Summer is winding down, which means fall is not far behind. During the early fall months, Nature begins to prepare for the upcoming winter.
Deciduous trees grow new leaves in the spring. The green leaves rich in chlorophyll work during the summer converting sunlight into energy in a process called photosynthesis.
The tree takes up water through its roots and the leaves absorb carbon dioxide from the air—converting them into sugars which is called carbon fixation. The tree is removing carbon dioxide from the air and replacing it with oxygen—one reason why our forests are important to the health of the planet.
A noticeable indicator of fall, the leaves of deciduous trees begin to change color. During the long, sunny days of summer, the leaves are kept green by the chlorophyll, but as the light wanes, the chlorophyll begins to break down, leaving behind the carotenoids (the oranges and browns) and making way for the anthocyanins to develop, producing the brilliant reds and purples. Eventually the leaves fall to the ground, where they can decompose and provide nutrients for the tree during the next growing season.
Fall is a time when birds prepare for their long journey to warmer climes where food is more plentiful. Some will make a stop at one of the various mountain bodies of water in our area along the way, making this a good time to pursue bird watching.
A person who knows about birds and has a website devoted to his photos and observations (tahoebirding.com) is Scott Dietrich.
Scott got bit by the birding bug in college. Like most of us who develop an interest, he suddenly noticed the various elements of nature that had been present around him all along. Once the group of birds become individual species to the observer, curiosity takes over and a need to know more grows.
Scott graduated from college in Sacramento, and is currently pursuing a master’s degree at Utah State University in Logan, Utah, while continuing to nurture his love of birds. The next two summers will be spent near Truckee, conducting research for his grad school project, the willow flycatcher.
On the site tahoebirding.com, he has called out some areas, broken down by North, South, East and West Shores of the lake as good areas to observe birds.
Perhaps his favorite area is the Upper Truckee Marsh, located in South Lake Tahoe. The marsh serves as the last line of defense for Lake Tahoe, as the water from the Upper Truckee River prepares to flow into the lake. The marshy area acts as a natural filter, but also as a habitat for birds and other wildlife and aquatic creatures.
On the North Shore, Scott likes to visit Lake Forest Beach in Tahoe City, where an abundance of willows provide shelter for birds living there and passing through during migration. He suggests spending some time examining the willow branches for birds and has an impressive list of species he has spotted there, including some rarities such as American redstart, Bullock’s oriole and black-throated sparrow.
Before we dive headlong into fall, there is a celebration of summer coming up in South Lake Tahoe at Lake Tahoe Community College. Lisa Berry, self-taught wildflower enthusiast, is presenting her yearly Wildflower Slideshow on September 30, 7-8:30 p.m. Admission is free and will be in the LTCC Aspen/Board Room---check tinsweb.org for details as the date draws near.

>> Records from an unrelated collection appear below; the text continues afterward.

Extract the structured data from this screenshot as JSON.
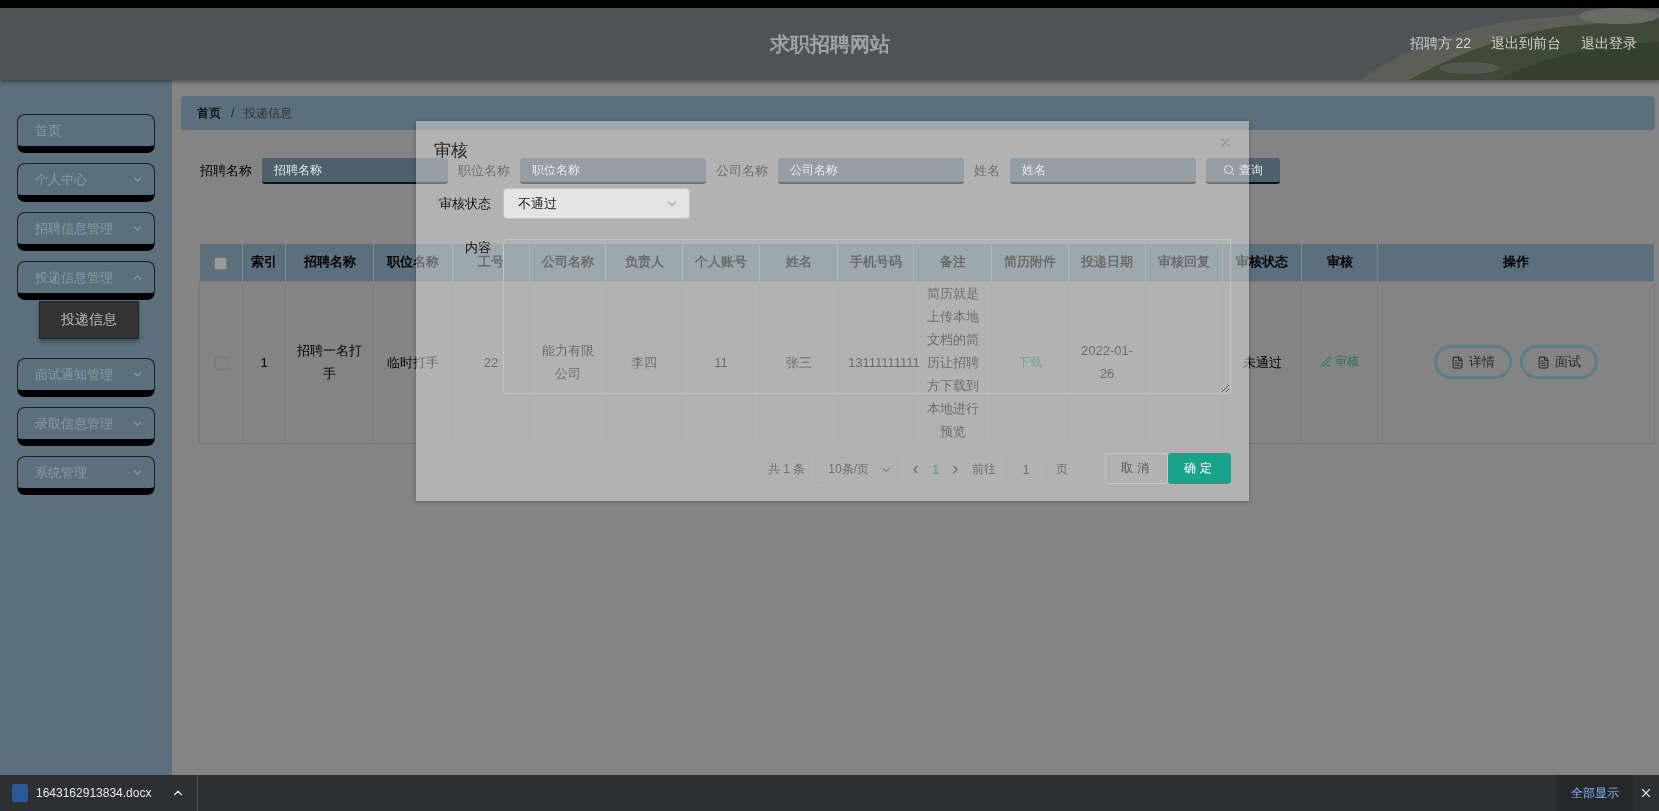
{
  "header": {
    "title": "求职招聘网站",
    "links": [
      "招聘方 22",
      "退出到前台",
      "退出登录"
    ]
  },
  "sidebar": {
    "items": [
      {
        "label": "首页",
        "kind": "link"
      },
      {
        "label": "个人中心",
        "kind": "submenu",
        "expanded": false
      },
      {
        "label": "招聘信息管理",
        "kind": "submenu",
        "expanded": false
      },
      {
        "label": "投递信息管理",
        "kind": "submenu",
        "expanded": true,
        "children": [
          {
            "label": "投递信息",
            "selected": true
          }
        ]
      },
      {
        "label": "面试通知管理",
        "kind": "submenu",
        "expanded": false
      },
      {
        "label": "录取信息管理",
        "kind": "submenu",
        "expanded": false
      },
      {
        "label": "系统管理",
        "kind": "submenu",
        "expanded": false
      }
    ]
  },
  "breadcrumb": {
    "items": [
      "首页",
      "投递信息"
    ],
    "separator": "/"
  },
  "search": {
    "fields": [
      {
        "label": "招聘名称",
        "placeholder": "招聘名称"
      },
      {
        "label": "职位名称",
        "placeholder": "职位名称"
      },
      {
        "label": "公司名称",
        "placeholder": "公司名称"
      },
      {
        "label": "姓名",
        "placeholder": "姓名"
      }
    ],
    "button": "查询"
  },
  "table": {
    "select_all": {
      "checked": false
    },
    "columns": [
      "索引",
      "招聘名称",
      "职位名称",
      "工号",
      "公司名称",
      "负责人",
      "个人账号",
      "姓名",
      "手机号码",
      "备注",
      "简历附件",
      "投递日期",
      "审核回复",
      "审核状态",
      "审核",
      "操作"
    ],
    "rows": [
      {
        "checked": false,
        "cells": [
          {
            "kind": "text",
            "text": "1"
          },
          {
            "kind": "text",
            "text": "招聘一名打手"
          },
          {
            "kind": "text",
            "text": "临时打手"
          },
          {
            "kind": "text",
            "text": "22"
          },
          {
            "kind": "text",
            "text": "能力有限公司"
          },
          {
            "kind": "text",
            "text": "李四"
          },
          {
            "kind": "text",
            "text": "11"
          },
          {
            "kind": "text",
            "text": "张三"
          },
          {
            "kind": "text",
            "text": "13111111111"
          },
          {
            "kind": "text",
            "text": "简历就是上传本地文档的简历让招聘方下载到本地进行预览"
          },
          {
            "kind": "link",
            "text": "下载"
          },
          {
            "kind": "text",
            "text": "2022-01-26"
          },
          {
            "kind": "empty"
          },
          {
            "kind": "text",
            "text": "未通过"
          },
          {
            "kind": "action",
            "text": "审核"
          },
          {
            "kind": "buttons",
            "buttons": [
              "详情",
              "面试"
            ]
          }
        ]
      }
    ]
  },
  "pagination": {
    "total": "共 1 条",
    "page_size": "10条/页",
    "pages": [
      {
        "label": "1",
        "selected": true
      }
    ],
    "goto_label": "前往",
    "goto_value": "1",
    "page_suffix": "页"
  },
  "dialog": {
    "title": "审核",
    "fields": [
      {
        "label": "审核状态",
        "kind": "select",
        "value": "不通过"
      },
      {
        "label": "内容",
        "kind": "textarea"
      }
    ],
    "buttons": [
      {
        "label": "取消",
        "kind": "secondary"
      },
      {
        "label": "确定",
        "kind": "primary"
      }
    ]
  },
  "download_bar": {
    "file": "1643162913834.docx",
    "show_all": "全部显示"
  }
}
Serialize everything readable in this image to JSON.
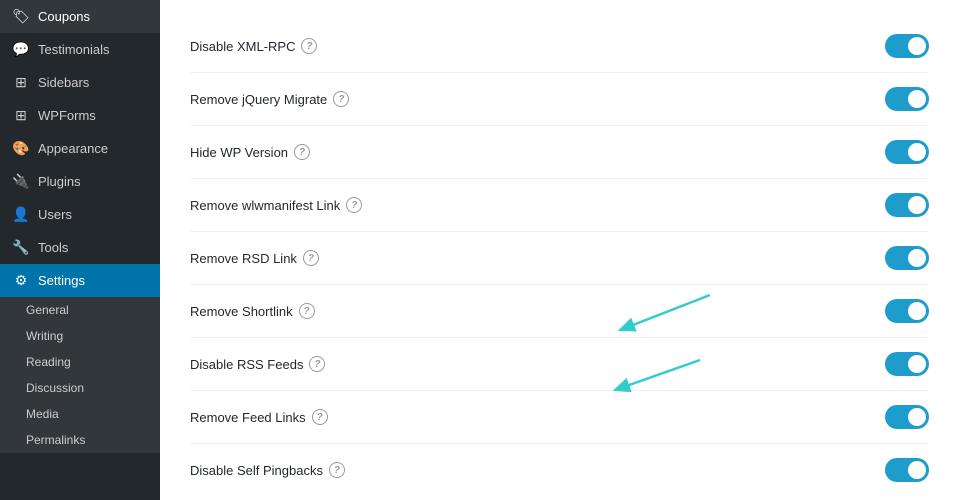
{
  "sidebar": {
    "items": [
      {
        "id": "coupons",
        "label": "Coupons",
        "icon": "🏷"
      },
      {
        "id": "testimonials",
        "label": "Testimonials",
        "icon": "💬"
      },
      {
        "id": "sidebars",
        "label": "Sidebars",
        "icon": "⊞"
      },
      {
        "id": "wpforms",
        "label": "WPForms",
        "icon": "⊞"
      },
      {
        "id": "appearance",
        "label": "Appearance",
        "icon": "🎨"
      },
      {
        "id": "plugins",
        "label": "Plugins",
        "icon": "🔌"
      },
      {
        "id": "users",
        "label": "Users",
        "icon": "👤"
      },
      {
        "id": "tools",
        "label": "Tools",
        "icon": "🔧"
      },
      {
        "id": "settings",
        "label": "Settings",
        "icon": "⚙",
        "active": true
      }
    ],
    "submenu": [
      {
        "id": "general",
        "label": "General"
      },
      {
        "id": "writing",
        "label": "Writing"
      },
      {
        "id": "reading",
        "label": "Reading"
      },
      {
        "id": "discussion",
        "label": "Discussion"
      },
      {
        "id": "media",
        "label": "Media"
      },
      {
        "id": "permalinks",
        "label": "Permalinks"
      }
    ]
  },
  "settings": [
    {
      "id": "disable-xml-rpc",
      "label": "Disable XML-RPC",
      "enabled": true
    },
    {
      "id": "remove-jquery-migrate",
      "label": "Remove jQuery Migrate",
      "enabled": true
    },
    {
      "id": "hide-wp-version",
      "label": "Hide WP Version",
      "enabled": true
    },
    {
      "id": "remove-wlwmanifest-link",
      "label": "Remove wlwmanifest Link",
      "enabled": true
    },
    {
      "id": "remove-rsd-link",
      "label": "Remove RSD Link",
      "enabled": true
    },
    {
      "id": "remove-shortlink",
      "label": "Remove Shortlink",
      "enabled": true
    },
    {
      "id": "disable-rss-feeds",
      "label": "Disable RSS Feeds",
      "enabled": true
    },
    {
      "id": "remove-feed-links",
      "label": "Remove Feed Links",
      "enabled": true
    },
    {
      "id": "disable-self-pingbacks",
      "label": "Disable Self Pingbacks",
      "enabled": true
    }
  ]
}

Lisa’s interest in wildflowers started fifteen years ago with one guidebook that she’d bought to identify the beautiful, interesting flowers she’d see while hiking in the Tahoe Basin. After reading that guidebook cover to cover several times, and taking pictures of her own to help with identification, her obsession with wildflowers grew, as did her library of guidebooks. She also became interested in taking better photographs of the blooms to aid identification later, which blossomed into a love of macro photography, capturing details down to the grains of pollen on the legs of insects.
Currently she is diving into a certain stage of floral development, called dehiscence which is when the anthers are just starting to release the pollen. She has gotten so deeply into learning about this stage, that she has noticed that pollen comes not only in different colors, but also different forms, which she is highlighting in her slideshow.
The images she has captured of flowers, the visiting pollinators, the insects that prey on the pollinators and the pollen itself are truly spectacular. She offers prints for sale as well as various photo gifts so arrive early for the presentation at the end of this month to see her work and to meet author (and botanist) of Tahoe’s Spectacular Wildflower Gardens, Julie Carville.